▶ [TASK BRIEF]
Determine the number of lines below that contain the string "Demo", and state only that number.

===============

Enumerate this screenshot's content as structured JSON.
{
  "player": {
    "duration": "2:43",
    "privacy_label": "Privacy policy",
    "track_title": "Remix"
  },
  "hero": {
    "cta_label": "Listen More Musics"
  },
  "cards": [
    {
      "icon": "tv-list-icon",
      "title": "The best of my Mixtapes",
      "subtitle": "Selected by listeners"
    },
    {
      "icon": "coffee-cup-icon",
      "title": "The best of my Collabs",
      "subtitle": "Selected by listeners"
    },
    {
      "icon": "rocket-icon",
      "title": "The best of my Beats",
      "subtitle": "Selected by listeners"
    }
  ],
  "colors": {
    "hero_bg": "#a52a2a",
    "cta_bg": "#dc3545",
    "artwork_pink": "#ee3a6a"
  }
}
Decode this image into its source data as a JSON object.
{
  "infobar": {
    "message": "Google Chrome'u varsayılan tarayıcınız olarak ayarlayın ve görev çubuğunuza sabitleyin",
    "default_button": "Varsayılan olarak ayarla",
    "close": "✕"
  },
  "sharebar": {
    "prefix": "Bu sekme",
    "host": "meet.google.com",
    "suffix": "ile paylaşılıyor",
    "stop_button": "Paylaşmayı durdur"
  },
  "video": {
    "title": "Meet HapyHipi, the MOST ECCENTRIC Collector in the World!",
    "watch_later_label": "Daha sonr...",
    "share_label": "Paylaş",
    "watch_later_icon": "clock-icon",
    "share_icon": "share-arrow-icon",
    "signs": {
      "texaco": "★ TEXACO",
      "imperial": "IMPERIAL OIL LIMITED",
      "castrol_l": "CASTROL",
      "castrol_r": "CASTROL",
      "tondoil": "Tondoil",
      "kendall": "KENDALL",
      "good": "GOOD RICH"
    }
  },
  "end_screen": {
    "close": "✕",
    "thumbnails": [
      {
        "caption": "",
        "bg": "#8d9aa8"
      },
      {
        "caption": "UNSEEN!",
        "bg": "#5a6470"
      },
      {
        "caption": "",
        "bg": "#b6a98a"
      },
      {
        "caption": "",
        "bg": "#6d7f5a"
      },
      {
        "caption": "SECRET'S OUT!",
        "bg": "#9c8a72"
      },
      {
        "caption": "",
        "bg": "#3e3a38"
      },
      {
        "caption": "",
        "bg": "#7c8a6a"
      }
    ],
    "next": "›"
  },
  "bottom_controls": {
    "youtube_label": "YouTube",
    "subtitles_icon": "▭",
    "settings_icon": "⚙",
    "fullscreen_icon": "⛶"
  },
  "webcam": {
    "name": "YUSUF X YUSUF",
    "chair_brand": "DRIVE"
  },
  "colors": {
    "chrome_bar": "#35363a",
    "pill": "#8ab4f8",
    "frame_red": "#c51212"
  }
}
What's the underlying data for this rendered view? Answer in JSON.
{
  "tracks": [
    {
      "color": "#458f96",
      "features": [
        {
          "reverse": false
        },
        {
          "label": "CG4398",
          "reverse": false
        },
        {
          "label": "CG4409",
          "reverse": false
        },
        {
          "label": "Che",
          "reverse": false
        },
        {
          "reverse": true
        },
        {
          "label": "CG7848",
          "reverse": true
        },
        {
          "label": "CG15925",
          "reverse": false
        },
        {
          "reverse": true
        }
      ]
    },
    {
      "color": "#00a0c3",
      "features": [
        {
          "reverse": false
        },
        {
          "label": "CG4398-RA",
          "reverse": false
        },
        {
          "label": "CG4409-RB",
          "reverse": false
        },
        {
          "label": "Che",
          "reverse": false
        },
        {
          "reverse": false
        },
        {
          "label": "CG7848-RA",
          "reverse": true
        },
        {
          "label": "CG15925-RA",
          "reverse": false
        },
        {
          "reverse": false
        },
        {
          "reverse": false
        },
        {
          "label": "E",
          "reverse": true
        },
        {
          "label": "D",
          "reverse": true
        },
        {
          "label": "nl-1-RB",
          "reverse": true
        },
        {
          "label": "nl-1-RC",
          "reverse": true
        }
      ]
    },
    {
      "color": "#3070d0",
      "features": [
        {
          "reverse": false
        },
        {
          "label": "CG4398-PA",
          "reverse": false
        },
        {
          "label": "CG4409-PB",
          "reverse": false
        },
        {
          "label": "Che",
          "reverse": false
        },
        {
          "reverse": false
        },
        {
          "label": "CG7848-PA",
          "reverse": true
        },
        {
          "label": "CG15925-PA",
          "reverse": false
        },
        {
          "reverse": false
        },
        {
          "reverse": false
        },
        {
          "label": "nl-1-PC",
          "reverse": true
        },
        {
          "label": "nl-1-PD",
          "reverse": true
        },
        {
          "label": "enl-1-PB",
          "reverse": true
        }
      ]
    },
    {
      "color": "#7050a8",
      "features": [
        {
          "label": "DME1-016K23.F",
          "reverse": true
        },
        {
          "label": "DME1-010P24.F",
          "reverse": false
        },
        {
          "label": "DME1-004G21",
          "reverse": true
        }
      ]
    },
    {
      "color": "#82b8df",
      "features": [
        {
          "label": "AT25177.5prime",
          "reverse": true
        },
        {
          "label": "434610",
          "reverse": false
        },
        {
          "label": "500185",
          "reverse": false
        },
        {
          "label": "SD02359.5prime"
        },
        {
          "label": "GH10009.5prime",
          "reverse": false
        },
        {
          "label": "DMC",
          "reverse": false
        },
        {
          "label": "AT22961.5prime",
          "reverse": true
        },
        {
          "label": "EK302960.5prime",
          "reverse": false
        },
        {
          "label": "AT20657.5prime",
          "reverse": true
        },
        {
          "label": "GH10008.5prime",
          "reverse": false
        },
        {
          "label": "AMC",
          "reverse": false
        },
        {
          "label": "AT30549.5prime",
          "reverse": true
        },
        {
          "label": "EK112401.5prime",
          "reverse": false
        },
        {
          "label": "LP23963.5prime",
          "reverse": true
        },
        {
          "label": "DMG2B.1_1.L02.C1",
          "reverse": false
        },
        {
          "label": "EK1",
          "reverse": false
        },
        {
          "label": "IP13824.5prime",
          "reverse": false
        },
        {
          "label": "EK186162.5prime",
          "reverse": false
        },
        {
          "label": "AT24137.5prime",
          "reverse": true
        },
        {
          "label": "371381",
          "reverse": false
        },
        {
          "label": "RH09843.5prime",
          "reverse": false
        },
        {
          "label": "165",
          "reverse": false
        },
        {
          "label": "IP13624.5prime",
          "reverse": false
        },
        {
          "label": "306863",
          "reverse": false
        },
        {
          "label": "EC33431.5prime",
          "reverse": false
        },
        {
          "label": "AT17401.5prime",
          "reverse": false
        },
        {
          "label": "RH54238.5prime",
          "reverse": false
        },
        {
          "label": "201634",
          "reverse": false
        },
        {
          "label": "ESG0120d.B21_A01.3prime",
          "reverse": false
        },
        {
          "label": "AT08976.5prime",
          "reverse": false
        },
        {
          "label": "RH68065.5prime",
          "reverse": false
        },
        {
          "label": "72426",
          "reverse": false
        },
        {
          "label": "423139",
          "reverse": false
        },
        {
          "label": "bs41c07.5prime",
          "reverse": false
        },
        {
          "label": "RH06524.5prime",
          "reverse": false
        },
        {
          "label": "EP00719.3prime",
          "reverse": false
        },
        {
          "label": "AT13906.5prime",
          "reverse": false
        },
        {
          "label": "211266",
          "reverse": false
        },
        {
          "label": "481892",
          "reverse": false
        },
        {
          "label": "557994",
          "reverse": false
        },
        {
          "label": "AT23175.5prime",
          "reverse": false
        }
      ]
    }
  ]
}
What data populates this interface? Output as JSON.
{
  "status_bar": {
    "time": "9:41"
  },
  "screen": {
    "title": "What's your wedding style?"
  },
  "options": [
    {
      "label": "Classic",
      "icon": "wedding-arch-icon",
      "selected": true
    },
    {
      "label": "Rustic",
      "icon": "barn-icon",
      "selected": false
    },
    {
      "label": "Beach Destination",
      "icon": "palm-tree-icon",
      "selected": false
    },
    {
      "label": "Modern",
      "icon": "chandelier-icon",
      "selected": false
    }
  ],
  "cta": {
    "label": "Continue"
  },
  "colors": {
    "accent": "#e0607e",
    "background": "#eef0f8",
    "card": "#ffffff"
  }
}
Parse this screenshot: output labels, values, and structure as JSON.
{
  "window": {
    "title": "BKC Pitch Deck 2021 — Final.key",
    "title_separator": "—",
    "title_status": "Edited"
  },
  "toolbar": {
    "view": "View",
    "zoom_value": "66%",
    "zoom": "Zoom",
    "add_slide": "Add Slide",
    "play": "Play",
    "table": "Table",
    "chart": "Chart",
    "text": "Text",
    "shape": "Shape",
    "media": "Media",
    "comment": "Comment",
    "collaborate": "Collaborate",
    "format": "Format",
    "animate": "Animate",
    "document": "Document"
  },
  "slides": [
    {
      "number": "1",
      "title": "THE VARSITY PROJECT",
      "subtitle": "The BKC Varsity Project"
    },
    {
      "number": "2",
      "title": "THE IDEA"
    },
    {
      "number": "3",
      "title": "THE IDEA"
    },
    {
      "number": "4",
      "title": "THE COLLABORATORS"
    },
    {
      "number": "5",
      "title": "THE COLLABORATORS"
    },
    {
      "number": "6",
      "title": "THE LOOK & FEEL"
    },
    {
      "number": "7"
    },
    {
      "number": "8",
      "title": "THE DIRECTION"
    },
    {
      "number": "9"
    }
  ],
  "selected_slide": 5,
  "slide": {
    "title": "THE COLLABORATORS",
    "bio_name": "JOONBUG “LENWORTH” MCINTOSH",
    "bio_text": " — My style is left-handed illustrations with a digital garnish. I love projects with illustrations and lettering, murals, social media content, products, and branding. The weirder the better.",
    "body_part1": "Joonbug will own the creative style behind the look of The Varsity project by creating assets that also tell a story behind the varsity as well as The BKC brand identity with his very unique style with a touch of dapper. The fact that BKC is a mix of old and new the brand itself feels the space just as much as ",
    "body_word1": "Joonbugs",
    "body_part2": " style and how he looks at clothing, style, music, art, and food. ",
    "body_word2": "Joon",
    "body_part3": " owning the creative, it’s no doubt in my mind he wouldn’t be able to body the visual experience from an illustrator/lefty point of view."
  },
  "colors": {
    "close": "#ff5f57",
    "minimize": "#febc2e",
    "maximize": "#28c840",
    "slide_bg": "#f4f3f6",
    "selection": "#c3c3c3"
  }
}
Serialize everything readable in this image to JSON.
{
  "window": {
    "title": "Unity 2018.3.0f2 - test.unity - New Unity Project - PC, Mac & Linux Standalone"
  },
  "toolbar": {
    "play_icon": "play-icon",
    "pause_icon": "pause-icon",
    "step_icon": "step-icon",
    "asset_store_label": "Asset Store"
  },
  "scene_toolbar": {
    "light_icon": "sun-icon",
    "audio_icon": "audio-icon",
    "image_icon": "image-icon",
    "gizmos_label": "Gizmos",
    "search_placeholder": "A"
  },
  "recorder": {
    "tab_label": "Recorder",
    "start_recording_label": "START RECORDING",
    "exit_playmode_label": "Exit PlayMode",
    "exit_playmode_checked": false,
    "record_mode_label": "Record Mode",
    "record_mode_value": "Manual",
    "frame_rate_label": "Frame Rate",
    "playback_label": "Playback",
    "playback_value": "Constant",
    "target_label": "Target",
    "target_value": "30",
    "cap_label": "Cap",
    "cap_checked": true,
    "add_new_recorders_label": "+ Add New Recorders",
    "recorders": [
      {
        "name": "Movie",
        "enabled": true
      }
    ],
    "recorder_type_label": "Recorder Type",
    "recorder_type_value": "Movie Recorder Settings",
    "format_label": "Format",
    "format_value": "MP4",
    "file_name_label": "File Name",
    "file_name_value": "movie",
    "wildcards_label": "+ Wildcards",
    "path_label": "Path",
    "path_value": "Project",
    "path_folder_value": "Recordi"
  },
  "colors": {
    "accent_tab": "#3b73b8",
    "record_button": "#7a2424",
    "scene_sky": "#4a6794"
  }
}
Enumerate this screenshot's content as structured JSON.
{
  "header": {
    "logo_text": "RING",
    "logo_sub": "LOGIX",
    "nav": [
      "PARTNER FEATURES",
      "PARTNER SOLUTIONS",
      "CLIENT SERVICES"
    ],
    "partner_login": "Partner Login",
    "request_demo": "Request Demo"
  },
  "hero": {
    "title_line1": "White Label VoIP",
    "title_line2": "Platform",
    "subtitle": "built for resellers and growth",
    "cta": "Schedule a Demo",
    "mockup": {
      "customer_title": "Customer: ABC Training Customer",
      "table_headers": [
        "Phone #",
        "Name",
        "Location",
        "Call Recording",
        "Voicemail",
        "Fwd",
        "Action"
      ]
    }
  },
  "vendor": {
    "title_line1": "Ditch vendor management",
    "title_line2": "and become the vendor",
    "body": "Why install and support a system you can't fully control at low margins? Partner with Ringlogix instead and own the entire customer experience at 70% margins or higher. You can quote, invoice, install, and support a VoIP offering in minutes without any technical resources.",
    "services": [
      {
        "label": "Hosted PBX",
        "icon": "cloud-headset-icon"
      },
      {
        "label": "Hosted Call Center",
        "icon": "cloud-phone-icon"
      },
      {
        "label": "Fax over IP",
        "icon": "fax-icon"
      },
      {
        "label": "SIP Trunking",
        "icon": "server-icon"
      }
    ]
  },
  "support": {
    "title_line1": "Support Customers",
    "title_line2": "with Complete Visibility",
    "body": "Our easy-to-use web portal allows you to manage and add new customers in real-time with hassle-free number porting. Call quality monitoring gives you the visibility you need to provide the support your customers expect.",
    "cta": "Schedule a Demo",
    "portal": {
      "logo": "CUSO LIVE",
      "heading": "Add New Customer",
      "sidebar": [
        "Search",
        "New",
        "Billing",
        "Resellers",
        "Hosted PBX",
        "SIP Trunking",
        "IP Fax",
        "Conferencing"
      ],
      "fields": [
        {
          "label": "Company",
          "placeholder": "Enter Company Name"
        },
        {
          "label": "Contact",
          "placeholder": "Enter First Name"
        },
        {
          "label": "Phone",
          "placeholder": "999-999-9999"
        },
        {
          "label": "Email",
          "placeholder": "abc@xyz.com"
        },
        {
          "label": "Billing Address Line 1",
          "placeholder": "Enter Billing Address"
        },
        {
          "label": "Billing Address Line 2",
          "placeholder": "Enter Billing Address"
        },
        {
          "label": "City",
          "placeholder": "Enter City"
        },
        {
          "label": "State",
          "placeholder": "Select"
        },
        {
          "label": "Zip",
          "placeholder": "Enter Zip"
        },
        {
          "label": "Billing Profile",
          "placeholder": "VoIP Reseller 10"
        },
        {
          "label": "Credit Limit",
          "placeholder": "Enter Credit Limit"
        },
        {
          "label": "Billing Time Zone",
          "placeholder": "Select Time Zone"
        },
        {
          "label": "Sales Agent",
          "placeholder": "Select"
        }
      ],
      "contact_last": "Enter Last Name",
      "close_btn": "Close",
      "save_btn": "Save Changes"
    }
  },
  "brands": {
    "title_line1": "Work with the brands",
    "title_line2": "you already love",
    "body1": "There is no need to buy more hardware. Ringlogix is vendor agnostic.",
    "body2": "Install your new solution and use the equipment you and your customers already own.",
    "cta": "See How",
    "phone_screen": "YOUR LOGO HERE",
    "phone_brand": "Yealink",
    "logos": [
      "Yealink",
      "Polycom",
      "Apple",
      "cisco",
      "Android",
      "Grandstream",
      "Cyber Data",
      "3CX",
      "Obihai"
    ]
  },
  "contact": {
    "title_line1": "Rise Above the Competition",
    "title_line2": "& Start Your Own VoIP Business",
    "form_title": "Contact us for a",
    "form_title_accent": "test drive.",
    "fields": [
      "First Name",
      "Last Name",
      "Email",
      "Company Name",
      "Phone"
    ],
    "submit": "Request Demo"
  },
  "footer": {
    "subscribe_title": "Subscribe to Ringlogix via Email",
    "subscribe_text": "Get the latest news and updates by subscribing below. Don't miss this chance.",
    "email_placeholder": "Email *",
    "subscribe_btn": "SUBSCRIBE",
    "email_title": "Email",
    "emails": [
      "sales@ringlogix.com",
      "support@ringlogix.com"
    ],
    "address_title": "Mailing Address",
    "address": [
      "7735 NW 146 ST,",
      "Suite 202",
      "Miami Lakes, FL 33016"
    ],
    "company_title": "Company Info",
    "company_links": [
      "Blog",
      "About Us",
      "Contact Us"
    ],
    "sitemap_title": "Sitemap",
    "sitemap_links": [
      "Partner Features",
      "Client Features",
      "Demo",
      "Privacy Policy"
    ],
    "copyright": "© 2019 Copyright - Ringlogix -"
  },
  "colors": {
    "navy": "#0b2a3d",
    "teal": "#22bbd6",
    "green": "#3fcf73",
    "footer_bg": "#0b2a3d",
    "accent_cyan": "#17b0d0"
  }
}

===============

▶ [ANSWER FOR THE TASK]
5